Host Joan Lueth at FQ Projects gallery (and the host of this year’s only Slow Art Day event in China) writes of their slow looking experience this year:

Checking in from Shanghai after another fabulous Slow Art Day experience! We gathered in an old neighborhood of fast disappearing houses, due to rapid development, in a typical 1920s Shanghai lane house now converted into FQProjects gallery featuring emerging artists. Viewing the works of Shanghai artist Wang DaWei, we entered into his world of mixed media paintings reflecting on living on the outside of community in a new neighborhood. As one participant Raymond Bu said, ‘I feel a happiness about the art even though the people seem alone. I grew up in a house just like this until I was 15 years old. It brings nostalgia to me inside the house and inside the paintings’. Thanks for another terrific event in a special and unique location! Best of luck from Shanghai to all those waking up to their Slow Art Day!  Zhi Yi (best wishes!)

Slow lookers at FQProjects in Shanghai

Slow lookers at FQ Projects in Shanghai

Slow lookers at FQProjects in Shanghai

Slow lookers at FQ Projects in Shanghai

Philadelphia Museums’ Plea to Visitors: Slow Down!

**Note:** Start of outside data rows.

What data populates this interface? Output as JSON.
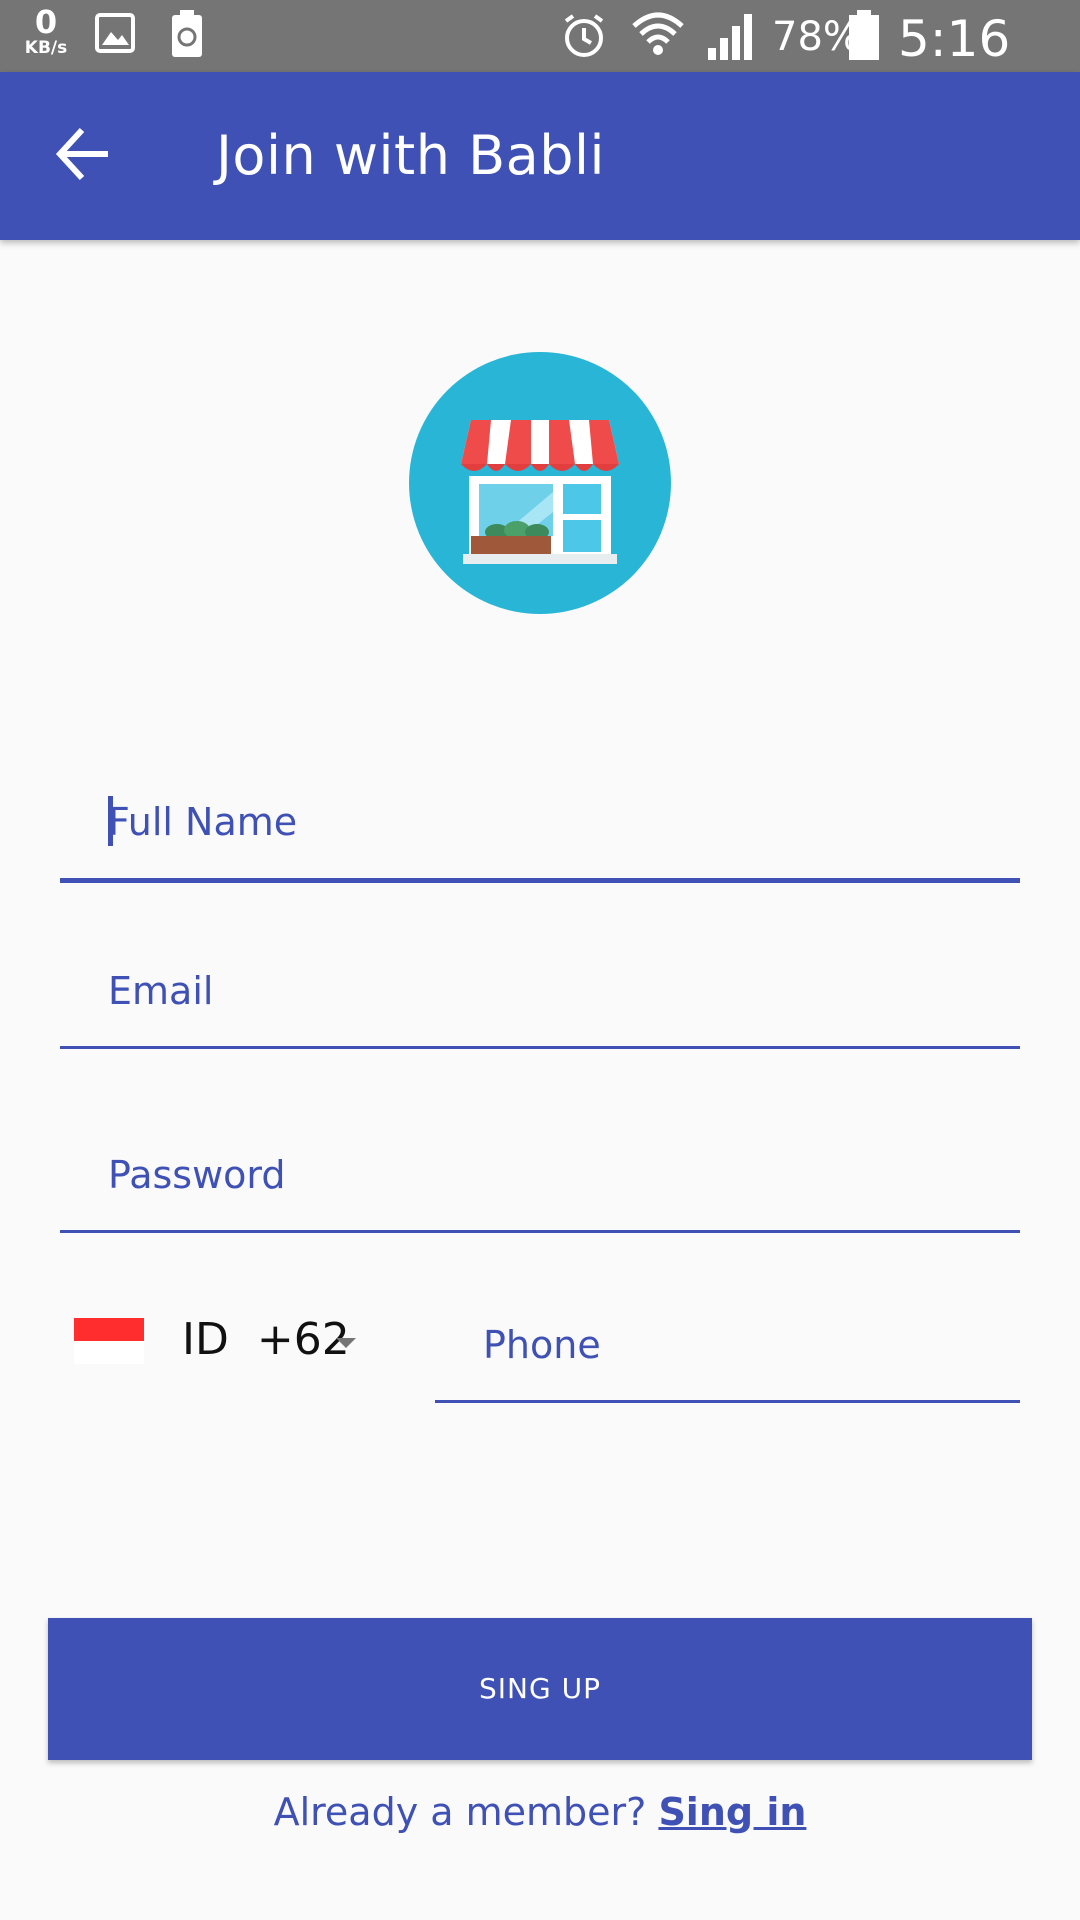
{
  "status_bar": {
    "network_speed_value": "0",
    "network_speed_unit": "KB/s",
    "battery_percent": "78%",
    "time": "5:16 AM",
    "icons": [
      "gallery-icon",
      "battery-saver-icon",
      "alarm-icon",
      "wifi-icon",
      "signal-icon",
      "battery-icon"
    ]
  },
  "app_bar": {
    "title": "Join with Babli",
    "back_icon": "arrow-back-icon"
  },
  "logo": {
    "icon": "storefront-icon"
  },
  "form": {
    "full_name_placeholder": "Full Name",
    "email_placeholder": "Email",
    "password_placeholder": "Password",
    "country_code": "ID  +62",
    "phone_placeholder": "Phone"
  },
  "signup_button_label": "SING UP",
  "signin": {
    "prompt": "Already a member?",
    "link": "Sing in"
  },
  "colors": {
    "primary": "#3f51b5",
    "status_bar": "#757575",
    "background": "#fafafa",
    "logo_circle": "#29b6d6"
  }
}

The Philadelphia Enquirer / The Barnes Foundation

“Come to a gallery, sit with it for a while, absorb the works there. It’s like listening to a great piece of music. Looking at a really good work of art over and over again, you begin to see it differently.”

Excellent advice from William Perthes, senior instructor at The Barnes Foundation, in the Philadelphia Inquirer‘s great article on Slow Art Day at Philadelphia museums. In addition to the Barnes, The Fabric Workshop and Museum and Philadelphia’s Magic Gardens are also hosting events this Saturday!

Read the full article here.

On ikonoTV, Everyday is Slow Art Day

Get ready for Slow Art Day in your area and train your eyes on ikonoTV.

Our partners at ikonoTV say:

“ikonoTV reinforces the idea of art as a universal language. Bringing art into everyone’s home, we invite our audience to take time and surrender to its beauty. Our expert team of curators and animators produce slow-art-clips narrating art without using words, a purely visual experience creating a deep connection between the viewer and the work of art.

Slow down, today and every day, and let art become part of your life: Switch on your smart TV, iPad or computer and turn your screen into a beautiful moving canvas thanks to the 24/7 stream.”